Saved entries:
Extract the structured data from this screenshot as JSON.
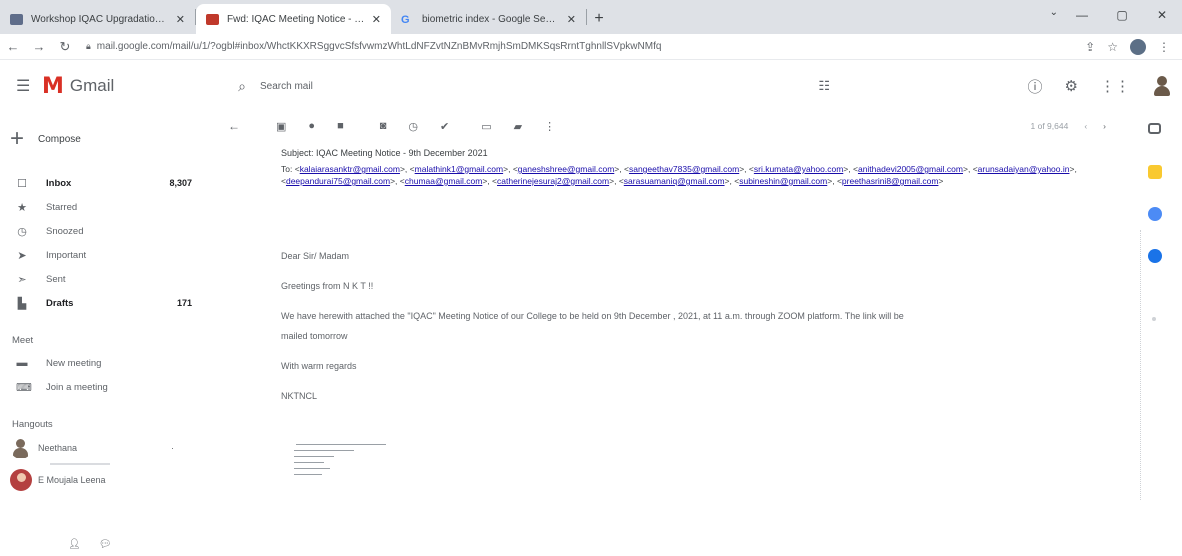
{
  "browser": {
    "tabs": [
      {
        "title": "Workshop IQAC Upgradation Si",
        "fav_color": "#5f6d8a",
        "active": false
      },
      {
        "title": "Fwd: IQAC Meeting Notice - 9th",
        "fav_color": "#c0392b",
        "active": true
      },
      {
        "title": "biometric index - Google Search",
        "fav_color": "#4285f4",
        "active": false
      }
    ],
    "url": "mail.google.com/mail/u/1/?ogbl#inbox/WhctKKXRSggvcSfsfvwmzWhtLdNFZvtNZnBMvRmjhSmDMKSqsRrntTghnllSVpkwNMfq"
  },
  "gmail": {
    "logo_text": "Gmail",
    "search_placeholder": "Search mail",
    "compose_label": "Compose",
    "nav": [
      {
        "label": "Inbox",
        "count": "8,307",
        "icon": "inbox-icon",
        "glyph": "☐",
        "bold": true
      },
      {
        "label": "Starred",
        "count": "",
        "icon": "star-icon",
        "glyph": "★",
        "bold": false
      },
      {
        "label": "Snoozed",
        "count": "",
        "icon": "clock-icon",
        "glyph": "◷",
        "bold": false
      },
      {
        "label": "Important",
        "count": "",
        "icon": "important-icon",
        "glyph": "➤",
        "bold": false
      },
      {
        "label": "Sent",
        "count": "",
        "icon": "send-icon",
        "glyph": "➣",
        "bold": false
      },
      {
        "label": "Drafts",
        "count": "171",
        "icon": "draft-icon",
        "glyph": "▙",
        "bold": true
      }
    ],
    "meet_title": "Meet",
    "meet_items": [
      {
        "label": "New meeting",
        "icon": "video-icon",
        "glyph": "▬"
      },
      {
        "label": "Join a meeting",
        "icon": "keyboard-icon",
        "glyph": "⌨"
      }
    ],
    "hangouts_title": "Hangouts",
    "hangouts": [
      {
        "name": "Neethana",
        "extra": "·"
      },
      {
        "name": "E Moujala Leena",
        "extra": ""
      }
    ]
  },
  "email": {
    "subject_line": "Subject: IQAC Meeting Notice - 9th December 2021",
    "to_label": "To:",
    "recipients": [
      "kalaiarasanktr@gmail.com",
      "malathink1@gmail.com",
      "ganeshshree@gmail.com",
      "sangeethav7835@gmail.com",
      "sri.kumata@yahoo.com",
      "anithadevi2005@gmail.com",
      "arunsadaiyan@yahoo.in",
      "deepandurai75@gmail.com",
      "chumaa@gmail.com",
      "catherinejesuraj2@gmail.com",
      "sarasuamaniq@gmail.com",
      "subineshin@gmail.com",
      "preethasrini8@gmail.com"
    ],
    "greeting": "Dear Sir/ Madam",
    "line1": "Greetings from N K T !!",
    "line2": "We have herewith attached the \"IQAC\" Meeting Notice of our College to be held on 9th December , 2021, at 11 a.m. through ZOOM platform. The link will be",
    "line3": "mailed tomorrow",
    "closing": "With warm regards",
    "signature": "NKTNCL",
    "pager_text": "1 of 9,644"
  }
}
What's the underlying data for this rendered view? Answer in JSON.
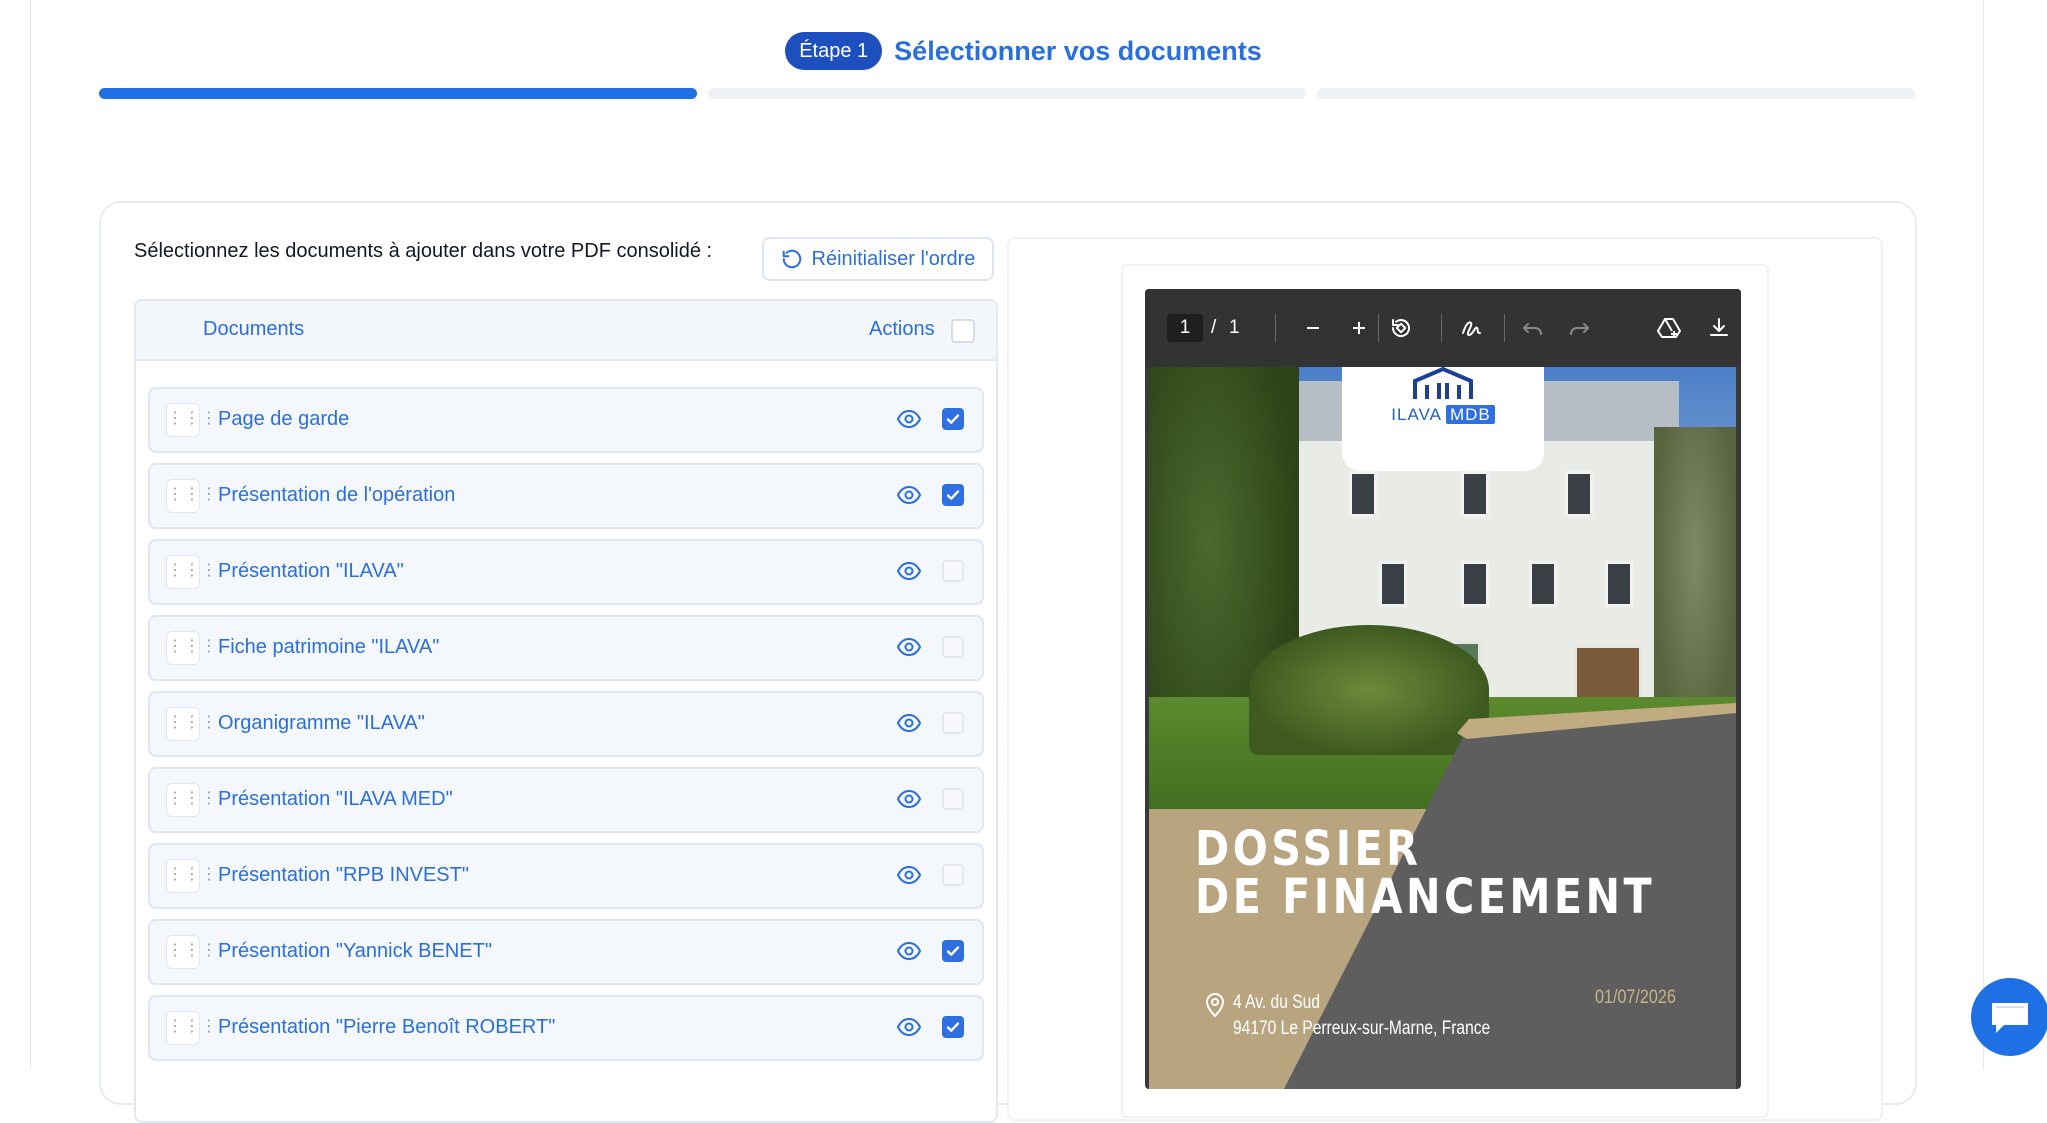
{
  "stepper": {
    "badge": "Étape 1",
    "title": "Sélectionner vos documents",
    "progress_fraction": 0.333
  },
  "instruction": "Sélectionnez les documents à ajouter dans votre PDF consolidé :",
  "reset_button": {
    "label": "Réinitialiser l'ordre",
    "icon": "rotate-ccw-icon"
  },
  "table": {
    "header_documents": "Documents",
    "header_actions": "Actions",
    "select_all_checked": false,
    "rows": [
      {
        "label": "Page de garde",
        "checked": true
      },
      {
        "label": "Présentation de l'opération",
        "checked": true
      },
      {
        "label": "Présentation \"ILAVA\"",
        "checked": false
      },
      {
        "label": "Fiche patrimoine \"ILAVA\"",
        "checked": false
      },
      {
        "label": "Organigramme \"ILAVA\"",
        "checked": false
      },
      {
        "label": "Présentation \"ILAVA MED\"",
        "checked": false
      },
      {
        "label": "Présentation \"RPB INVEST\"",
        "checked": false
      },
      {
        "label": "Présentation \"Yannick BENET\"",
        "checked": true
      },
      {
        "label": "Présentation \"Pierre Benoît ROBERT\"",
        "checked": true
      }
    ]
  },
  "pdf_viewer": {
    "current_page": "1",
    "separator": "/",
    "total_pages": "1",
    "toolbar_icons": [
      "zoom-out-icon",
      "zoom-in-icon",
      "rotate-icon",
      "draw-icon",
      "undo-icon",
      "redo-icon",
      "add-to-drive-icon",
      "download-icon"
    ],
    "cover": {
      "logo_text": "ILAVA",
      "logo_badge": "MDB",
      "title_line1": "DOSSIER",
      "title_line2": "DE FINANCEMENT",
      "address_line1": "4 Av. du Sud",
      "address_line2": "94170 Le Perreux-sur-Marne, France",
      "date": "01/07/2026"
    }
  },
  "colors": {
    "primary": "#1f6fe5",
    "badge": "#1e4fbf",
    "link_text": "#2a6fdb",
    "cover_tan": "#b8a580",
    "cover_gray": "#5e5e5e"
  }
}
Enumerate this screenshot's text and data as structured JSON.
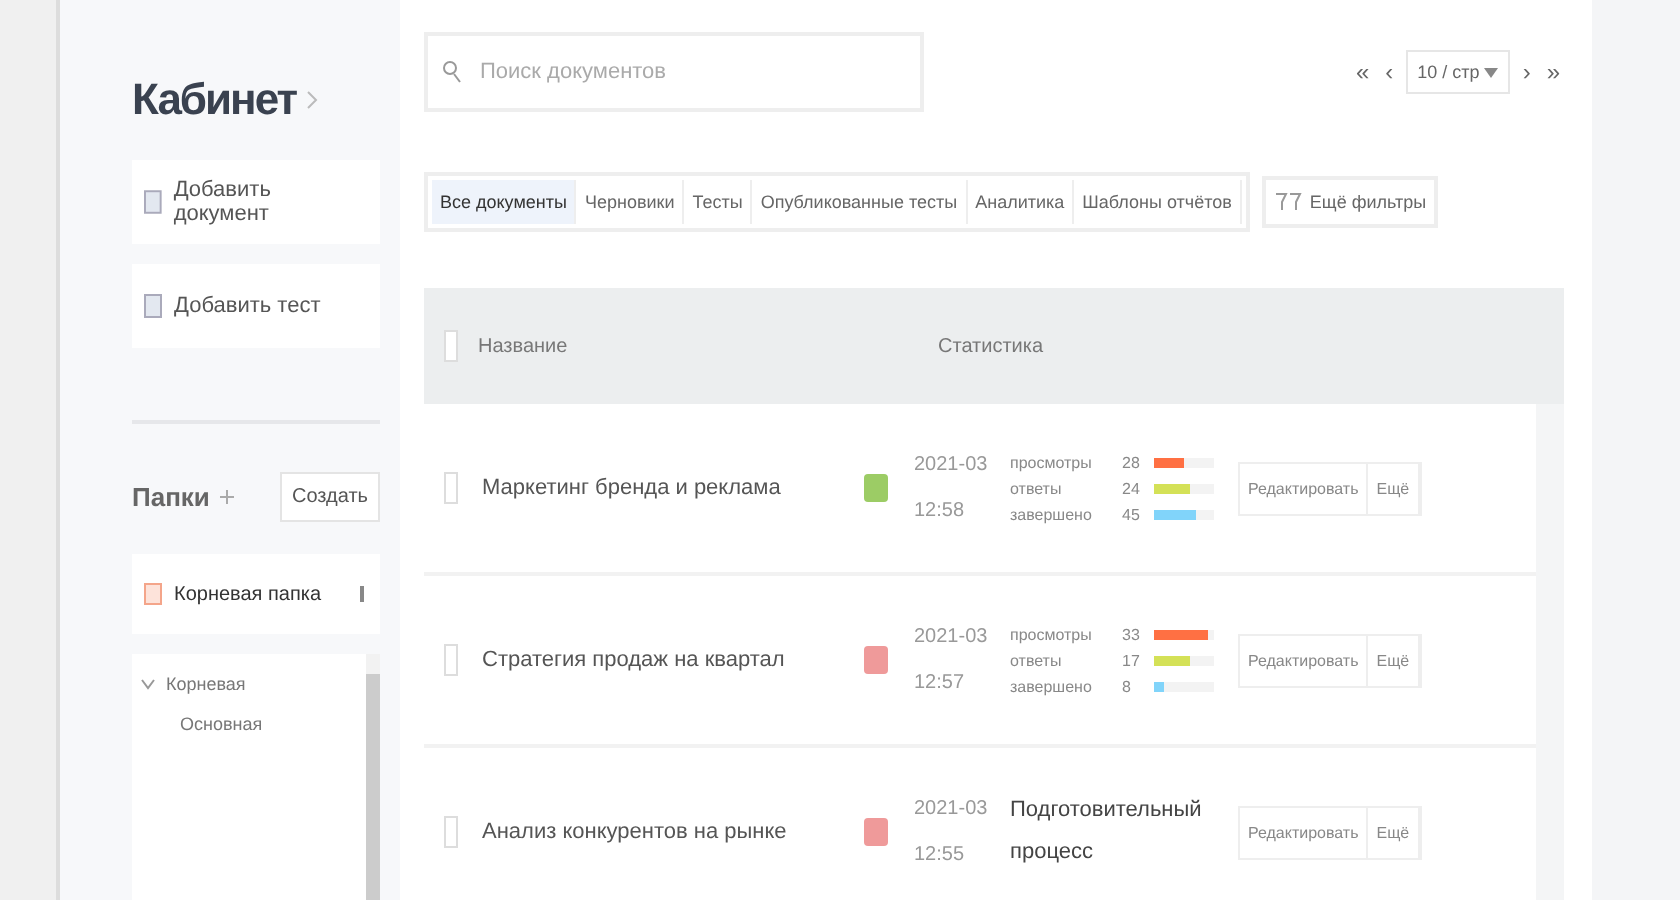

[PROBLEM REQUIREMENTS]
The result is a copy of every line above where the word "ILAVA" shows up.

[SOLUTION TO THIS EXERCISE]
        "label": "Présentation \"ILAVA\"",
        "label": "Fiche patrimoine \"ILAVA\"",
        "label": "Organigramme \"ILAVA\"",
        "label": "Présentation \"ILAVA MED\"",
      "logo_text": "ILAVA",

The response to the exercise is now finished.